Stored data entries
BEGIN
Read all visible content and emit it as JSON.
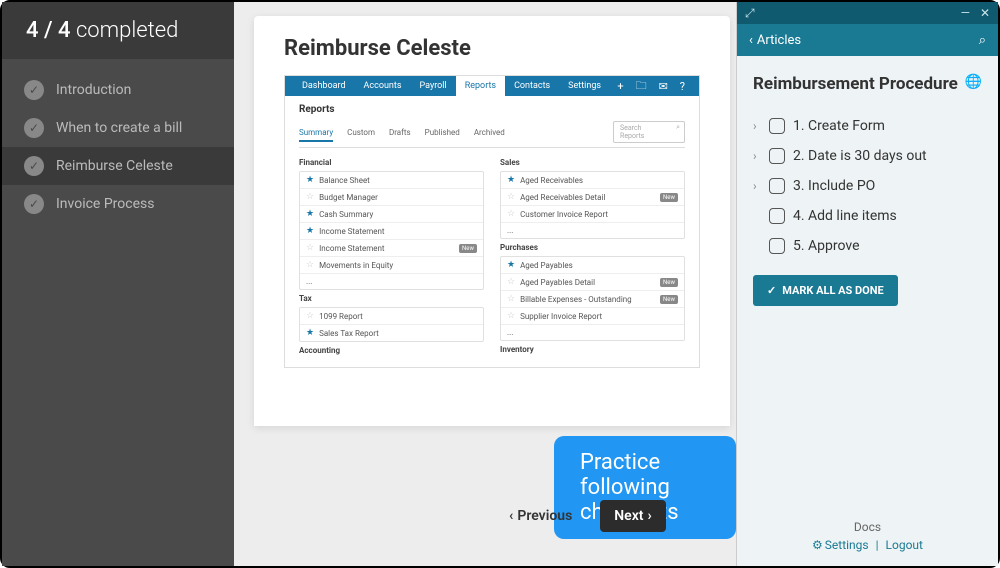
{
  "progress": {
    "done": "4",
    "total": "4",
    "suffix": "completed"
  },
  "sidebar": {
    "items": [
      {
        "label": "Introduction"
      },
      {
        "label": "When to create a bill"
      },
      {
        "label": "Reimburse Celeste"
      },
      {
        "label": "Invoice Process"
      }
    ]
  },
  "main": {
    "title": "Reimburse Celeste",
    "embed": {
      "nav": [
        "Dashboard",
        "Accounts",
        "Payroll",
        "Reports",
        "Contacts",
        "Settings"
      ],
      "nav_active": "Reports",
      "heading": "Reports",
      "tabs": [
        "Summary",
        "Custom",
        "Drafts",
        "Published",
        "Archived"
      ],
      "tab_active": "Summary",
      "search_placeholder": "Search Reports",
      "sections": {
        "financial": {
          "title": "Financial",
          "rows": [
            {
              "star": true,
              "label": "Balance Sheet"
            },
            {
              "star": false,
              "label": "Budget Manager"
            },
            {
              "star": true,
              "label": "Cash Summary"
            },
            {
              "star": true,
              "label": "Income Statement"
            },
            {
              "star": false,
              "label": "Income Statement",
              "badge": "New"
            },
            {
              "star": false,
              "label": "Movements in Equity"
            },
            {
              "star": false,
              "label": "..."
            }
          ]
        },
        "tax": {
          "title": "Tax",
          "rows": [
            {
              "star": false,
              "label": "1099 Report"
            },
            {
              "star": true,
              "label": "Sales Tax Report"
            }
          ]
        },
        "accounting": {
          "title": "Accounting"
        },
        "sales": {
          "title": "Sales",
          "rows": [
            {
              "star": true,
              "label": "Aged Receivables"
            },
            {
              "star": false,
              "label": "Aged Receivables Detail",
              "badge": "New"
            },
            {
              "star": false,
              "label": "Customer Invoice Report"
            },
            {
              "star": false,
              "label": "..."
            }
          ]
        },
        "purchases": {
          "title": "Purchases",
          "rows": [
            {
              "star": true,
              "label": "Aged Payables"
            },
            {
              "star": false,
              "label": "Aged Payables Detail",
              "badge": "New"
            },
            {
              "star": false,
              "label": "Billable Expenses - Outstanding",
              "badge": "New"
            },
            {
              "star": false,
              "label": "Supplier Invoice Report"
            },
            {
              "star": false,
              "label": "..."
            }
          ]
        },
        "inventory": {
          "title": "Inventory"
        }
      }
    }
  },
  "callout": "Practice following checklists",
  "nav": {
    "prev": "Previous",
    "next": "Next"
  },
  "help": {
    "back_label": "Articles",
    "title": "Reimbursement Procedure",
    "items": [
      {
        "label": "1. Create Form",
        "expandable": true
      },
      {
        "label": "2. Date is 30 days out",
        "expandable": true
      },
      {
        "label": "3. Include PO",
        "expandable": true
      },
      {
        "label": "4. Add line items",
        "expandable": false
      },
      {
        "label": "5. Approve",
        "expandable": false
      }
    ],
    "mark_all": "MARK ALL AS DONE",
    "footer": {
      "docs": "Docs",
      "settings": "Settings",
      "logout": "Logout"
    }
  }
}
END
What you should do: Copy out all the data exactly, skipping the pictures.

Task answer:
Read all visible content and emit it as JSON.
{
  "progress": {
    "done": "4",
    "total": "4",
    "suffix": "completed"
  },
  "sidebar": {
    "items": [
      {
        "label": "Introduction"
      },
      {
        "label": "When to create a bill"
      },
      {
        "label": "Reimburse Celeste"
      },
      {
        "label": "Invoice Process"
      }
    ]
  },
  "main": {
    "title": "Reimburse Celeste",
    "embed": {
      "nav": [
        "Dashboard",
        "Accounts",
        "Payroll",
        "Reports",
        "Contacts",
        "Settings"
      ],
      "nav_active": "Reports",
      "heading": "Reports",
      "tabs": [
        "Summary",
        "Custom",
        "Drafts",
        "Published",
        "Archived"
      ],
      "tab_active": "Summary",
      "search_placeholder": "Search Reports",
      "sections": {
        "financial": {
          "title": "Financial",
          "rows": [
            {
              "star": true,
              "label": "Balance Sheet"
            },
            {
              "star": false,
              "label": "Budget Manager"
            },
            {
              "star": true,
              "label": "Cash Summary"
            },
            {
              "star": true,
              "label": "Income Statement"
            },
            {
              "star": false,
              "label": "Income Statement",
              "badge": "New"
            },
            {
              "star": false,
              "label": "Movements in Equity"
            },
            {
              "star": false,
              "label": "..."
            }
          ]
        },
        "tax": {
          "title": "Tax",
          "rows": [
            {
              "star": false,
              "label": "1099 Report"
            },
            {
              "star": true,
              "label": "Sales Tax Report"
            }
          ]
        },
        "accounting": {
          "title": "Accounting"
        },
        "sales": {
          "title": "Sales",
          "rows": [
            {
              "star": true,
              "label": "Aged Receivables"
            },
            {
              "star": false,
              "label": "Aged Receivables Detail",
              "badge": "New"
            },
            {
              "star": false,
              "label": "Customer Invoice Report"
            },
            {
              "star": false,
              "label": "..."
            }
          ]
        },
        "purchases": {
          "title": "Purchases",
          "rows": [
            {
              "star": true,
              "label": "Aged Payables"
            },
            {
              "star": false,
              "label": "Aged Payables Detail",
              "badge": "New"
            },
            {
              "star": false,
              "label": "Billable Expenses - Outstanding",
              "badge": "New"
            },
            {
              "star": false,
              "label": "Supplier Invoice Report"
            },
            {
              "star": false,
              "label": "..."
            }
          ]
        },
        "inventory": {
          "title": "Inventory"
        }
      }
    }
  },
  "callout": "Practice following checklists",
  "nav": {
    "prev": "Previous",
    "next": "Next"
  },
  "help": {
    "back_label": "Articles",
    "title": "Reimbursement Procedure",
    "items": [
      {
        "label": "1. Create Form",
        "expandable": true
      },
      {
        "label": "2. Date is 30 days out",
        "expandable": true
      },
      {
        "label": "3. Include PO",
        "expandable": true
      },
      {
        "label": "4. Add line items",
        "expandable": false
      },
      {
        "label": "5. Approve",
        "expandable": false
      }
    ],
    "mark_all": "MARK ALL AS DONE",
    "footer": {
      "docs": "Docs",
      "settings": "Settings",
      "logout": "Logout"
    }
  }
}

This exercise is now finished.